Beyond citations — Demonstrate your research impact with alternative metrics
Introduction to Altmetrics
Alternative metrics (also known as altmetrics) indicate the attention of scientific outputs which are shared, mentioned, and discussed in online environments, which are derived from users’ actions on various social media platforms and other online sources (e.g., Wikipedia) .
Altmetric.com is a platform to find altmetrics for research outputs by tracking a range of sources to capture and collate the online activity. With the platform, you can find:
- The active attention that your articles are receiving, and the comments and reactions on them
- Recent research your peers think is interesting
The Altmetric donut is a graphical representation of the attention towards a research output. The colours of the donut represent the different sources :
Figure 2: The colours of the Donut
The Altmetric Attention Score is an automatically calculated, weighted algorithm, based on 3 main factors:
1. Volume of the mentions (how many are there?)
2. Sources of the mentions (are they high-profile news stories, re-tweets, or Wikipedia references?)
3. Authors of the mentions (is it by the journal publisher, or an influential scholar?)
By clicking on the donut, you will be directed to the Altmetric details page, which contains all collated attention.
Figure 3: Altmetric details page for A familial cluster of pneumonia associated with the 2019 novel coronavirus indicating person-to-person transmission: a study of a family cluster (Screen capture as of 15 May 2023)
In the page, you will see:
- Altmetric donut and Altmetric Attention Score
- Breakdown of the attentions
- Tabs for relevant mentions from newspapers, policy documents, patents, social media sites, blogs, and other sources.
Demonstrate impact of your research in a narrative format
Altmetrics can help you present the impact of your research in a narrative format. You can:
- Visit Altmetrics.com (register for your own account with your HKU email address) and search for details of your research output with article title or DOI (Digital Object Identifier).
- Consider what kind of impact to describe:
– consider highlighting the number of countries your work has been shared in
– consider highlighting policy documents referencing the research output
– consider highlighting patents
– consider news, social media, Wikipedia, etc.
3. Describe the impact with context in plain language (avoiding jargons). E.g., include details like which news outlets are sharing your work or what the headlines are.
A narrative impact statement may look like:
Display Altmetric badge in your website
You can display the Altmetric badge in your lab or personal website, CV, or blog. The badges are free to use for individual researchers.
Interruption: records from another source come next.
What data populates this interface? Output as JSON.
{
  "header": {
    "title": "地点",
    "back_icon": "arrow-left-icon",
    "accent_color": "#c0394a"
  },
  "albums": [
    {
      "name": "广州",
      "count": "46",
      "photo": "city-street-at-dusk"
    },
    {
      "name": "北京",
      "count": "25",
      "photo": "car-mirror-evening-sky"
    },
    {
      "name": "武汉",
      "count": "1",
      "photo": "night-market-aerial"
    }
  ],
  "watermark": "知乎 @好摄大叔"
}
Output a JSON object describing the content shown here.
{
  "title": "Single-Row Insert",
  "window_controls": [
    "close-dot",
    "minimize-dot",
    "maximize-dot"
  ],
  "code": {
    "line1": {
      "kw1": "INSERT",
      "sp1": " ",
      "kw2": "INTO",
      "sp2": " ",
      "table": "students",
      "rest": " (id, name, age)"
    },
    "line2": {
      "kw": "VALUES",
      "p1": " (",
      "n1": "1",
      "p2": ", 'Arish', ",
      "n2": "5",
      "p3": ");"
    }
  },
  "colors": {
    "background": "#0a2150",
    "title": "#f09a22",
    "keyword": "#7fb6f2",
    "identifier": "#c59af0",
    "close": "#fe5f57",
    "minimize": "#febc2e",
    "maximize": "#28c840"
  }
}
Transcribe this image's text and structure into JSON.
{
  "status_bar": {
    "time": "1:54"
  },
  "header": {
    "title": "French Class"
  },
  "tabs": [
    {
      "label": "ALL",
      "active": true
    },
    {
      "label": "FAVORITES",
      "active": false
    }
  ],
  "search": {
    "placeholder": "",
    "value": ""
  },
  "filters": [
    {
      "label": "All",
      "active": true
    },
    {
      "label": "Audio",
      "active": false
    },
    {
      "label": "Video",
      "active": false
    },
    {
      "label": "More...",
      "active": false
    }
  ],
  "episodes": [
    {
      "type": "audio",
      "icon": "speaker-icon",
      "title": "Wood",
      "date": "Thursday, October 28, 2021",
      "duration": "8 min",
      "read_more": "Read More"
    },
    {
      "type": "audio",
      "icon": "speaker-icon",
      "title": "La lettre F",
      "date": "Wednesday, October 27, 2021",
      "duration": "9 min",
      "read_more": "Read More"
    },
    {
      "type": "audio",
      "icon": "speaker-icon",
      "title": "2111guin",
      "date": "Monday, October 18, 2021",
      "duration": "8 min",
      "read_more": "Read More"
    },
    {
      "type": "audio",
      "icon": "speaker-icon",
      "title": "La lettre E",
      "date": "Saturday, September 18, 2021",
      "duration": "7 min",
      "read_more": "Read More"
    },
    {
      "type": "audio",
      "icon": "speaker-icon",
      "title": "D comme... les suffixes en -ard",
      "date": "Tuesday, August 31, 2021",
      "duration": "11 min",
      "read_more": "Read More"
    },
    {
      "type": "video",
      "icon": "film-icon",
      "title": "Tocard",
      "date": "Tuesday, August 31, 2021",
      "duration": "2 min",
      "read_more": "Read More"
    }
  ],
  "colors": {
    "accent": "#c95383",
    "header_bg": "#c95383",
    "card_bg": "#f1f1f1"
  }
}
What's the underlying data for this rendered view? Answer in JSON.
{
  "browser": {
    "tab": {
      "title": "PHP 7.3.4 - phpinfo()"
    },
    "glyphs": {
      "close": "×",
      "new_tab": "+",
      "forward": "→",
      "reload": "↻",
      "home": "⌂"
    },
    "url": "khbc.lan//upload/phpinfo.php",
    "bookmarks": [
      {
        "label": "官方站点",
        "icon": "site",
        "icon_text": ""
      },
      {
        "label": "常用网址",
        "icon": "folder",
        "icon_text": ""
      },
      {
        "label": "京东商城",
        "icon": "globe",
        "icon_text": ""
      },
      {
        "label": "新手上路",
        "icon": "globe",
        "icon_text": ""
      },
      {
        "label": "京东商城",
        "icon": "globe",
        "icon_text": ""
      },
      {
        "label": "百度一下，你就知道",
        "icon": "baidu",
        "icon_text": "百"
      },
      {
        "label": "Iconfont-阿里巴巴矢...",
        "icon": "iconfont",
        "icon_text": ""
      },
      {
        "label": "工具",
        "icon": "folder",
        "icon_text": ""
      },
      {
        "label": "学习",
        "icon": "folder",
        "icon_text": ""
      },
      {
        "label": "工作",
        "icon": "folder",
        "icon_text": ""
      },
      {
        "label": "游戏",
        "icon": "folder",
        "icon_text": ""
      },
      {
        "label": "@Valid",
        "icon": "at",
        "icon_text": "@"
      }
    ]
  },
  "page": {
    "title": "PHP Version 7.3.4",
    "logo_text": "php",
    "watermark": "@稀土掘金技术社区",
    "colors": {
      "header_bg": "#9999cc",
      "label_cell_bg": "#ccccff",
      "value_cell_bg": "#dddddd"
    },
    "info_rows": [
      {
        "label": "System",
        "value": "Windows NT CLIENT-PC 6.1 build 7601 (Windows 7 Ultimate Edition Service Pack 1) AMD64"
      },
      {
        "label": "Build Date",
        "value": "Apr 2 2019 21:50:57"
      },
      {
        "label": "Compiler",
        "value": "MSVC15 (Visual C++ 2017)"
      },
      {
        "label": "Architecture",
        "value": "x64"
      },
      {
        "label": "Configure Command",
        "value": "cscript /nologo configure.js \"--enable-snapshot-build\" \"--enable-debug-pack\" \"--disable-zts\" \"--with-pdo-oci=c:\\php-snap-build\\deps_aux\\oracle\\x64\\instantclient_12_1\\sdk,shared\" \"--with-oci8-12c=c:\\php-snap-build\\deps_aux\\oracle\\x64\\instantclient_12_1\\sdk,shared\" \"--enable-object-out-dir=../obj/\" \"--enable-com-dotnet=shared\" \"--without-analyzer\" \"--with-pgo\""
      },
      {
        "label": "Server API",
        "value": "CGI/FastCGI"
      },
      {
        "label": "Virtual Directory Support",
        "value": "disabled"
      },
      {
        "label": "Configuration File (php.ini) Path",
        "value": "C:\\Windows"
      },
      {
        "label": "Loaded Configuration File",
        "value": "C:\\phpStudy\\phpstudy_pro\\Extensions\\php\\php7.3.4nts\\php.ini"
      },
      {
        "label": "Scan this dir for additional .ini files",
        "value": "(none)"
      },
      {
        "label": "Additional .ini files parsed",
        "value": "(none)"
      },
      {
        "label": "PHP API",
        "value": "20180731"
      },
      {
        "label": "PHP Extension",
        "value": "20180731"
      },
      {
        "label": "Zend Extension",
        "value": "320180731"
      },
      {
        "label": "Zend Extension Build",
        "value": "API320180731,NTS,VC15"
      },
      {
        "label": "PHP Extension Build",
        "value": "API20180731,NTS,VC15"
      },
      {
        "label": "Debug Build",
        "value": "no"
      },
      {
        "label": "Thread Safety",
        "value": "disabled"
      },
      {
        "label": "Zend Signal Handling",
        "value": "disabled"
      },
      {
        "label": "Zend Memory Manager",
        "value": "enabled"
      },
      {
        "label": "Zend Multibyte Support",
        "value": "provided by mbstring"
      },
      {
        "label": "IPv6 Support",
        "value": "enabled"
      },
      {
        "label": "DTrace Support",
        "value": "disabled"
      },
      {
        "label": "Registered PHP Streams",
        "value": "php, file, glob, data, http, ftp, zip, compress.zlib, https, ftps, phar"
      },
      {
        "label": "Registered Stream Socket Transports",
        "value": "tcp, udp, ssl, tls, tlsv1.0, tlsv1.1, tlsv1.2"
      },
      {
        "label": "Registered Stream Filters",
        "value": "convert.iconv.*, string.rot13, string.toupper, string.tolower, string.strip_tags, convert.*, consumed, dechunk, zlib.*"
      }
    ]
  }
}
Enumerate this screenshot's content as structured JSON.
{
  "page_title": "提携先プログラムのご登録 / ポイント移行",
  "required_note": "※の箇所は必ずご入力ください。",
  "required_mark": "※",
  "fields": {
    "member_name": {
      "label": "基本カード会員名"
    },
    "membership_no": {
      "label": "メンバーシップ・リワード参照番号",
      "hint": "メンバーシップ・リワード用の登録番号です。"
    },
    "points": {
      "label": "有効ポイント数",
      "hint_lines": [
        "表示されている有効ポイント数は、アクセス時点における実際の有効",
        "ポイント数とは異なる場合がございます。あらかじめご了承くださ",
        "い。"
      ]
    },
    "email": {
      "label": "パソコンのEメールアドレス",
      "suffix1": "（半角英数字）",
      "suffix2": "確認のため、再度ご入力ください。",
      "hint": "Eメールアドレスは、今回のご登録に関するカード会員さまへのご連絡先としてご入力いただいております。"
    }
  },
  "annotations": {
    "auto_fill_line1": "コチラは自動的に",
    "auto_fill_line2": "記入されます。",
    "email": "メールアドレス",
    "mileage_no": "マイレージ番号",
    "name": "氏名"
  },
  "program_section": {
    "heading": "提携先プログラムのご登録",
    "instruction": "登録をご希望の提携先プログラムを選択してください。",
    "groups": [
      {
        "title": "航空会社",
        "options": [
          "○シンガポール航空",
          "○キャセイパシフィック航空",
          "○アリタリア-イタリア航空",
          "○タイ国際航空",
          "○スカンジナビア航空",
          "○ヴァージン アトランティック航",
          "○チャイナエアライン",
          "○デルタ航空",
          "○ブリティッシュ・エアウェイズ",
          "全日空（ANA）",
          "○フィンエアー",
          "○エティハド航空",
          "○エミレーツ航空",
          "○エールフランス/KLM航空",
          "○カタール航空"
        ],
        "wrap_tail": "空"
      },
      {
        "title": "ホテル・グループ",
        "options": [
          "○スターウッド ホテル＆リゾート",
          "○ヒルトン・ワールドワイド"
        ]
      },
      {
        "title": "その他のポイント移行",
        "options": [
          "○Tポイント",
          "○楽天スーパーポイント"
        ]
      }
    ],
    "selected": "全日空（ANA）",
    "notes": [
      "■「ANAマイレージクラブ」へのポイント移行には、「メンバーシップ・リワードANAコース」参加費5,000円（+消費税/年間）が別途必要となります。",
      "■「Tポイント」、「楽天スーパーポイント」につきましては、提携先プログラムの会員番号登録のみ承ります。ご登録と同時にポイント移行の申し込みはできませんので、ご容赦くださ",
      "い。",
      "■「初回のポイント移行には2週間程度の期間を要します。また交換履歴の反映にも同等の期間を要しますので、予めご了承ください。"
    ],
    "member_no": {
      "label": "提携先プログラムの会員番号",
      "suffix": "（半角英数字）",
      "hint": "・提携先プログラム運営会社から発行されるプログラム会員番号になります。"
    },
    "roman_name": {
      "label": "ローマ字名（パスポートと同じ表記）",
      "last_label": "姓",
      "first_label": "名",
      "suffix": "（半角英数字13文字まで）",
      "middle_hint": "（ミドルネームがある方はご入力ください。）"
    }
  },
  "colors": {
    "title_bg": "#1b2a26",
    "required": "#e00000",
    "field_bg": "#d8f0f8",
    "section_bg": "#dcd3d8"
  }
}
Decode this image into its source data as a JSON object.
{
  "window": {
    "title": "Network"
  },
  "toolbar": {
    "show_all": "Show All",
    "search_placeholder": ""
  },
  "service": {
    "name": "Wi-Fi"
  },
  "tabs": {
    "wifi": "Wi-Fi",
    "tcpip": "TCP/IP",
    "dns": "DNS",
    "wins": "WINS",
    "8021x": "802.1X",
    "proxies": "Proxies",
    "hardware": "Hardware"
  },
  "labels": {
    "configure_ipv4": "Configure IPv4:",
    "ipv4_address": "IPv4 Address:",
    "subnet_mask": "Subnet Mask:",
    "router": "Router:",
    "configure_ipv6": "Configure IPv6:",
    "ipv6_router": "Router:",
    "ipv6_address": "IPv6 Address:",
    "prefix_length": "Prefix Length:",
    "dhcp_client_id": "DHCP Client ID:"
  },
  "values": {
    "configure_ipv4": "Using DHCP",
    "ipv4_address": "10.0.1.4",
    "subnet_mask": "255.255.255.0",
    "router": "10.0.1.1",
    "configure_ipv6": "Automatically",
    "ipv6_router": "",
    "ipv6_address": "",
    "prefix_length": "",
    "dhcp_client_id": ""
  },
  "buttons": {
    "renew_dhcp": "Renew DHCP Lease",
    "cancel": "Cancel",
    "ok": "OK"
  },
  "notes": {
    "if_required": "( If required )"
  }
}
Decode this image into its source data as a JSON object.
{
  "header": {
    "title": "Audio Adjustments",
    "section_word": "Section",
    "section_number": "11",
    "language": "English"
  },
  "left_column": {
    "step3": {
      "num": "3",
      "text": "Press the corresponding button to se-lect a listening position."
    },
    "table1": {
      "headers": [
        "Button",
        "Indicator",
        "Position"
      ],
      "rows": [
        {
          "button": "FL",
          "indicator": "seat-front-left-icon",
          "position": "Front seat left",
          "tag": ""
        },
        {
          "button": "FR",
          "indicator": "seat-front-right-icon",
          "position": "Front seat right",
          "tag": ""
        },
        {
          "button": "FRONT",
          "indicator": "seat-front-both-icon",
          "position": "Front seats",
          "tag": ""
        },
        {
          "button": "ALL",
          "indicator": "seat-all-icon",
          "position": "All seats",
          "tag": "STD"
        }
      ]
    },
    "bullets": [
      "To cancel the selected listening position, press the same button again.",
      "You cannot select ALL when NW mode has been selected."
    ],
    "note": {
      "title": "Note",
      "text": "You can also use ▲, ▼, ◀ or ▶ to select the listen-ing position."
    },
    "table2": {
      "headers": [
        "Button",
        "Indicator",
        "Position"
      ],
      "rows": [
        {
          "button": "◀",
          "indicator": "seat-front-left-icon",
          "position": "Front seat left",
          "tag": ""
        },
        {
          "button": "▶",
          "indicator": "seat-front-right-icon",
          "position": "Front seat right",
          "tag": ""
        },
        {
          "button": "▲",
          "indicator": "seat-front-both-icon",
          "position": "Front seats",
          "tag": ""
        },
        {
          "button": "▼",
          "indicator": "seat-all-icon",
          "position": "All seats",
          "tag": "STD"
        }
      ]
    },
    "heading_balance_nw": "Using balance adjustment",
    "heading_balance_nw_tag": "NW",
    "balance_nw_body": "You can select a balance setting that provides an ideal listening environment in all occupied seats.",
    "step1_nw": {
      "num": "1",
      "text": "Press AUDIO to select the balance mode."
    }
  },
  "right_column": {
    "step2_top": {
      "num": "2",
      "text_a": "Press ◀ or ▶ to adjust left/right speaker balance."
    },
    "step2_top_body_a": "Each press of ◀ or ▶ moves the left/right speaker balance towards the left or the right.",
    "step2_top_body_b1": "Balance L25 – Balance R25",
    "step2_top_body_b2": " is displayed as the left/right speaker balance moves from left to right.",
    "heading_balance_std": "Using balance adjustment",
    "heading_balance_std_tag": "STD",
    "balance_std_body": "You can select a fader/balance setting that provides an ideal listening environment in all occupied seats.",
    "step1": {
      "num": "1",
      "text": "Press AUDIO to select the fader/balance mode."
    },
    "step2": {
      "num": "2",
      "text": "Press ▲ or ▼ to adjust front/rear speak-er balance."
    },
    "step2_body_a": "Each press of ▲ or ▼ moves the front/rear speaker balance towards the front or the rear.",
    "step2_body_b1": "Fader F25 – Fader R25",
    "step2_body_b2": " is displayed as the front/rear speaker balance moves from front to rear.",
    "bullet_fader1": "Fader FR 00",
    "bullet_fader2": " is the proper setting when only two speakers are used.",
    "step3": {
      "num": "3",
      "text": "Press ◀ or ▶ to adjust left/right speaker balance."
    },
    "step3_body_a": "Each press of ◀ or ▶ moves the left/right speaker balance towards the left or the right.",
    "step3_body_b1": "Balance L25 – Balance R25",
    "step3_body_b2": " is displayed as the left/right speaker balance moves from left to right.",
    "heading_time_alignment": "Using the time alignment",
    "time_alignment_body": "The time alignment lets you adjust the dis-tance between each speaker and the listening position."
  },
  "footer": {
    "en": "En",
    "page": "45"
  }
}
The embed code can be found at the top of the Altmetric details page. By simply copying the code to your website, you can display altmetrics for your research outputs in real time.
Figure 4: Embed badge button
Figure 5: Altmetric badges displayed on a webpage (Screen capture as of 15 May 2023)
Discover your most influential research output
If you hope to understand the altmetrics for multiple research outputs written by you, you can try to:
- Use Advanced search
- Search with your ORCID (‘ORCID’ section)
with a list of DOIs (Digital Object Identifier) of your works (‘Scholarly Identifiers’ section)
- Run search to see summary of the outputs and understand which outputs are most influential
Figure 6: Search by ORCID
Figure 7: Example list of top outputs written by an author
Altmetrics can help researchers understand the impact of their works in addition to traditional research metrics. Currently the HKU Libraries subscribes to Altmetric.com. Eligible users can access Altmetrics.com by registering their own accounts with HKU email address (@hku.hk OR @connect.hku.hk).
For more details on the sources and the algorithm, please check the blog post:
 K. Nuredini, Altmetrics for Digital Libraries: Concepts, Applications, Evaluation, and Recommendations. Berlin: Logos Verlag Berlin, 2021.
 F. Davies, “Numbers behind Numbers: The Altmetric Attention Score and Sources Explained,” in Altmetric Blog vol. 2023, ed, 2015.
 P. Smith, “How to: Write impact statements with Altmetric data,” in Altmetric Blog vol. 2023, ed, 2022.